[Your objective]: Where a line of the data holds the word "flag", copy that line.

== Listed records

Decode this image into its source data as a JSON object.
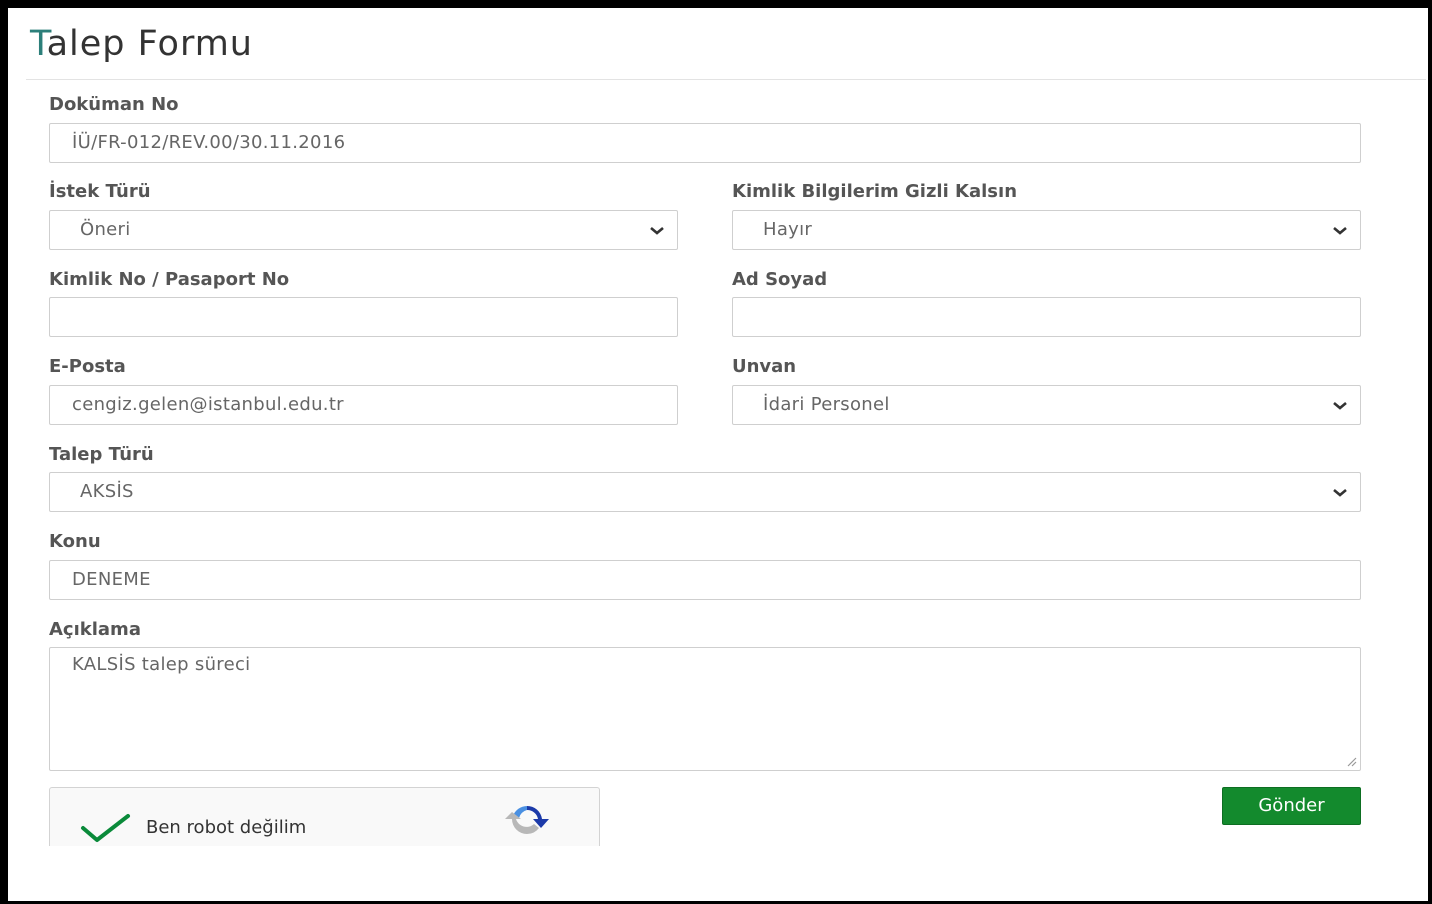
{
  "form": {
    "title_first": "T",
    "title_rest": "alep Formu",
    "document_no": {
      "label": "Doküman No",
      "value": "İÜ/FR-012/REV.00/30.11.2016"
    },
    "request_type": {
      "label": "İstek Türü",
      "value": "Öneri"
    },
    "identity_hidden": {
      "label": "Kimlik Bilgilerim Gizli Kalsın",
      "value": "Hayır"
    },
    "id_passport": {
      "label": "Kimlik No / Pasaport No",
      "value": ""
    },
    "full_name": {
      "label": "Ad Soyad",
      "value": ""
    },
    "email": {
      "label": "E-Posta",
      "value": "cengiz.gelen@istanbul.edu.tr"
    },
    "title_field": {
      "label": "Unvan",
      "value": "İdari Personel"
    },
    "demand_type": {
      "label": "Talep Türü",
      "value": "AKSİS"
    },
    "subject": {
      "label": "Konu",
      "value": "DENEME"
    },
    "description": {
      "label": "Açıklama",
      "value": "KALSİS talep süreci"
    },
    "captcha": {
      "label": "Ben robot değilim",
      "checked": true,
      "icon": "recaptcha-logo-icon"
    },
    "submit_label": "Gönder"
  },
  "colors": {
    "accent": "#2c7f7a",
    "submit": "#138a2d",
    "check": "#0a8a3a"
  }
}
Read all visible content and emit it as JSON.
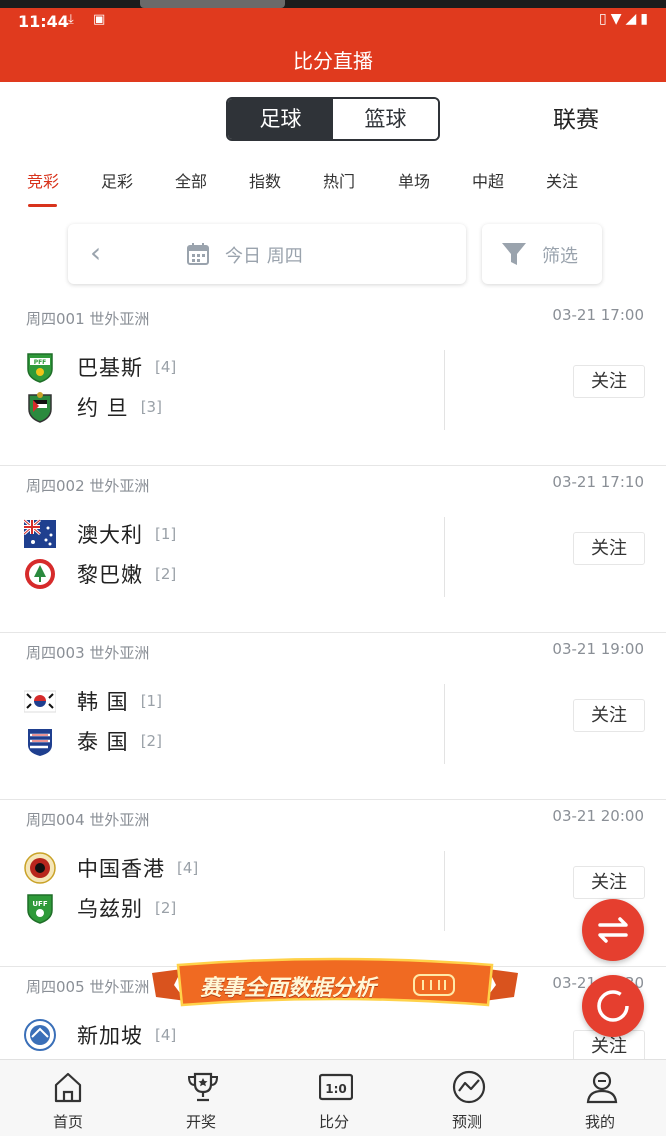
{
  "status_bar": {
    "time": "11:44"
  },
  "header": {
    "title": "比分直播"
  },
  "sport_switch": {
    "options": [
      "足球",
      "篮球"
    ],
    "selected": "足球"
  },
  "league_label": "联赛",
  "tabs": [
    {
      "label": "竞彩",
      "active": true
    },
    {
      "label": "足彩"
    },
    {
      "label": "全部"
    },
    {
      "label": "指数"
    },
    {
      "label": "热门"
    },
    {
      "label": "单场"
    },
    {
      "label": "中超"
    },
    {
      "label": "关注"
    }
  ],
  "date_bar": {
    "label": "今日 周四",
    "filter_label": "筛选"
  },
  "follow_label": "关注",
  "matches": [
    {
      "code": "周四001",
      "league": "世外亚洲",
      "time": "03-21 17:00",
      "home": {
        "name": "巴基斯",
        "rank": "[4]"
      },
      "away": {
        "name": "约 旦",
        "rank": "[3]"
      }
    },
    {
      "code": "周四002",
      "league": "世外亚洲",
      "time": "03-21 17:10",
      "home": {
        "name": "澳大利",
        "rank": "[1]"
      },
      "away": {
        "name": "黎巴嫩",
        "rank": "[2]"
      }
    },
    {
      "code": "周四003",
      "league": "世外亚洲",
      "time": "03-21 19:00",
      "home": {
        "name": "韩 国",
        "rank": "[1]"
      },
      "away": {
        "name": "泰 国",
        "rank": "[2]"
      }
    },
    {
      "code": "周四004",
      "league": "世外亚洲",
      "time": "03-21 20:00",
      "home": {
        "name": "中国香港",
        "rank": "[4]"
      },
      "away": {
        "name": "乌兹别",
        "rank": "[2]"
      }
    },
    {
      "code": "周四005",
      "league": "世外亚洲",
      "time": "03-21 20:30",
      "home": {
        "name": "新加坡",
        "rank": "[4]"
      }
    }
  ],
  "promo_banner": {
    "text": "赛事全面数据分析"
  },
  "bottom_nav": [
    {
      "label": "首页",
      "icon": "home-icon"
    },
    {
      "label": "开奖",
      "icon": "trophy-icon"
    },
    {
      "label": "比分",
      "icon": "scoreboard-icon"
    },
    {
      "label": "预测",
      "icon": "trend-icon"
    },
    {
      "label": "我的",
      "icon": "user-icon"
    }
  ],
  "colors": {
    "brand_red": "#e03a1e",
    "accent_red": "#d8331c",
    "dark": "#2f3338"
  }
}
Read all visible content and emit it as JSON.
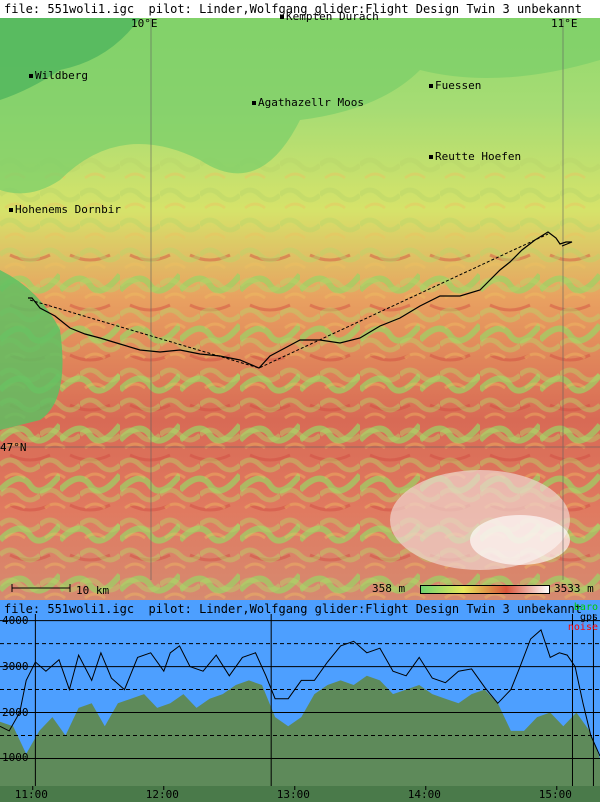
{
  "map": {
    "header": "file: 551woli1.igc  pilot: Linder,Wolfgang glider:Flight Design Twin 3 unbekannt",
    "lon_labels": [
      "10°E",
      "11°E"
    ],
    "lat_label": "47°N",
    "towns": [
      {
        "name": "Kempten Durach"
      },
      {
        "name": "Wildberg"
      },
      {
        "name": "Fuessen"
      },
      {
        "name": "Agathazellr Moos"
      },
      {
        "name": "Reutte Hoefen"
      },
      {
        "name": "Hohenems Dornbir"
      }
    ],
    "scale_label": "10 km",
    "elev_min_label": "358 m",
    "elev_max_label": "3533 m",
    "elev_gradient": [
      "#6fd36f",
      "#e9e95a",
      "#d9533a",
      "#ffffff"
    ]
  },
  "profile": {
    "header": "file: 551woli1.igc  pilot: Linder,Wolfgang glider:Flight Design Twin 3 unbekannt",
    "legend": [
      {
        "label": "baro",
        "color": "#00cc00"
      },
      {
        "label": "gps",
        "color": "#000000"
      },
      {
        "label": "noise",
        "color": "#ff0000"
      }
    ],
    "y_ticks": [
      "4000",
      "3000",
      "2000",
      "1000"
    ],
    "x_ticks": [
      "11:00",
      "12:00",
      "13:00",
      "14:00",
      "15:00"
    ],
    "colors": {
      "sky": "#4d9fff",
      "ground": "#5e8a5a",
      "track": "#000000"
    }
  },
  "chart_data": {
    "type": "area",
    "title": "file: 551woli1.igc  pilot: Linder,Wolfgang glider:Flight Design Twin 3 unbekannt",
    "xlabel": "",
    "ylabel": "",
    "x_ticks": [
      "11:00",
      "12:00",
      "13:00",
      "14:00",
      "15:00"
    ],
    "y_ticks": [
      1000,
      2000,
      3000,
      4000
    ],
    "ylim": [
      400,
      4450
    ],
    "x_range_hours": [
      10.75,
      15.33
    ],
    "series": [
      {
        "name": "gps",
        "x": [
          10.75,
          10.82,
          10.9,
          10.95,
          11.02,
          11.1,
          11.2,
          11.28,
          11.35,
          11.45,
          11.52,
          11.6,
          11.7,
          11.8,
          11.9,
          12.0,
          12.05,
          12.12,
          12.2,
          12.3,
          12.4,
          12.5,
          12.6,
          12.7,
          12.78,
          12.85,
          12.95,
          13.05,
          13.15,
          13.25,
          13.35,
          13.45,
          13.55,
          13.65,
          13.75,
          13.85,
          13.95,
          14.05,
          14.15,
          14.25,
          14.35,
          14.45,
          14.55,
          14.65,
          14.72,
          14.8,
          14.88,
          14.95,
          15.02,
          15.08,
          15.14,
          15.2,
          15.26,
          15.33
        ],
        "y": [
          1700,
          1600,
          2000,
          2700,
          3100,
          2900,
          3150,
          2500,
          3250,
          2700,
          3300,
          2750,
          2500,
          3200,
          3300,
          2900,
          3300,
          3450,
          3000,
          2900,
          3250,
          2800,
          3200,
          3300,
          2800,
          2300,
          2300,
          2700,
          2700,
          3100,
          3450,
          3550,
          3300,
          3400,
          2900,
          2800,
          3200,
          2750,
          2650,
          2900,
          2950,
          2550,
          2200,
          2500,
          3000,
          3600,
          3800,
          3200,
          3300,
          3250,
          3000,
          2200,
          1500,
          1050
        ]
      },
      {
        "name": "ground",
        "x": [
          10.75,
          10.85,
          10.95,
          11.05,
          11.15,
          11.25,
          11.35,
          11.45,
          11.55,
          11.65,
          11.75,
          11.85,
          11.95,
          12.05,
          12.15,
          12.25,
          12.35,
          12.45,
          12.55,
          12.65,
          12.75,
          12.85,
          12.95,
          13.05,
          13.15,
          13.25,
          13.35,
          13.45,
          13.55,
          13.65,
          13.75,
          13.85,
          13.95,
          14.05,
          14.15,
          14.25,
          14.35,
          14.45,
          14.55,
          14.65,
          14.75,
          14.85,
          14.95,
          15.05,
          15.15,
          15.25,
          15.33
        ],
        "y": [
          1800,
          1700,
          1100,
          1600,
          1900,
          1500,
          2100,
          2200,
          1700,
          2200,
          2300,
          2400,
          2100,
          2200,
          2400,
          2100,
          2300,
          2400,
          2600,
          2700,
          2600,
          1900,
          1700,
          1900,
          2400,
          2600,
          2700,
          2600,
          2800,
          2700,
          2400,
          2500,
          2600,
          2400,
          2300,
          2200,
          2400,
          2500,
          2200,
          1600,
          1600,
          1900,
          2000,
          1700,
          2000,
          1600,
          1000
        ]
      }
    ]
  }
}
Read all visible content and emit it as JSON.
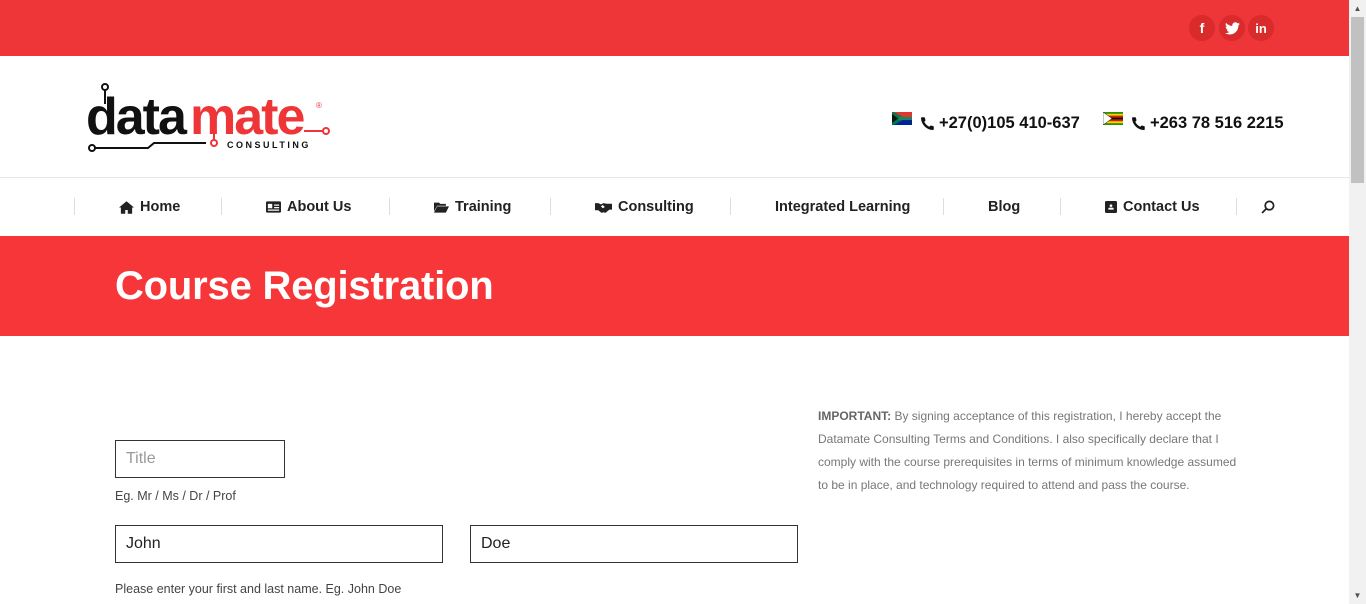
{
  "colors": {
    "accent": "#ee3537",
    "banner": "#f63638",
    "text": "#222222"
  },
  "topbar": {
    "social": [
      {
        "name": "facebook-icon",
        "glyph": "f"
      },
      {
        "name": "twitter-icon",
        "glyph": "t"
      },
      {
        "name": "linkedin-icon",
        "glyph": "in"
      }
    ]
  },
  "header": {
    "logo": {
      "main_dark": "data",
      "main_red": "mate",
      "sub": "CONSULTING",
      "registered": "®"
    },
    "phones": [
      {
        "flag": "south-africa-flag",
        "icon": "phone-icon",
        "number": "+27(0)105 410-637"
      },
      {
        "flag": "zimbabwe-flag",
        "icon": "phone-icon",
        "number": "+263 78 516 2215"
      }
    ]
  },
  "nav": {
    "items": [
      {
        "label": "Home",
        "icon": "home-icon"
      },
      {
        "label": "About Us",
        "icon": "id-card-icon"
      },
      {
        "label": "Training",
        "icon": "folder-open-icon"
      },
      {
        "label": "Consulting",
        "icon": "handshake-icon"
      },
      {
        "label": "Integrated Learning",
        "icon": ""
      },
      {
        "label": "Blog",
        "icon": ""
      },
      {
        "label": "Contact Us",
        "icon": "contact-icon"
      }
    ],
    "search_icon": "search-icon"
  },
  "banner": {
    "title": "Course Registration"
  },
  "form": {
    "title_field": {
      "placeholder": "Title",
      "value": ""
    },
    "title_hint": "Eg. Mr / Ms / Dr / Prof",
    "first_name": {
      "value": "John"
    },
    "last_name": {
      "value": "Doe"
    },
    "name_hint": "Please enter your first and last name. Eg. John Doe"
  },
  "notice": {
    "label": "IMPORTANT:",
    "text": " By signing acceptance of this registration, I hereby accept the Datamate  Consulting Terms and Conditions. I also specifically declare that I comply with the course prerequisites in terms of minimum knowledge assumed to be in place, and technology required to attend and pass the course."
  }
}
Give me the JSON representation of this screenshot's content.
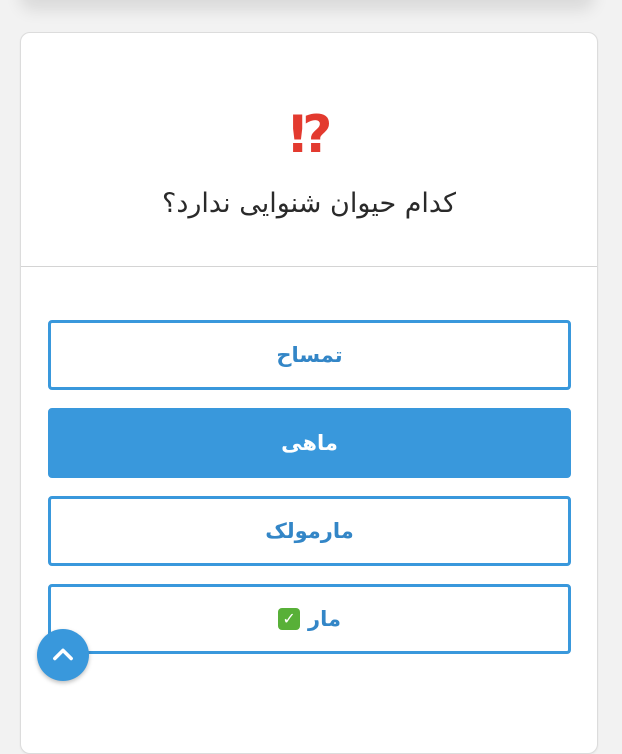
{
  "question": {
    "title": "کدام حیوان شنوایی ندارد؟"
  },
  "icons": {
    "question_mark": "exclamation-question-icon",
    "correct_check": "check-mark-icon",
    "scroll_up": "chevron-up-icon"
  },
  "options": [
    {
      "label": "تمساح",
      "selected": false,
      "marked_correct": false
    },
    {
      "label": "ماهی",
      "selected": true,
      "marked_correct": false
    },
    {
      "label": "مارمولک",
      "selected": false,
      "marked_correct": false
    },
    {
      "label": "مار",
      "selected": false,
      "marked_correct": true
    }
  ],
  "colors": {
    "accent": "#3998dc",
    "selected_text": "#ffffff",
    "question_mark": "#e33a2f",
    "check": "#58b038"
  }
}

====

[Problem solution]:
        "flag": "south-africa-flag",
        "flag": "zimbabwe-flag",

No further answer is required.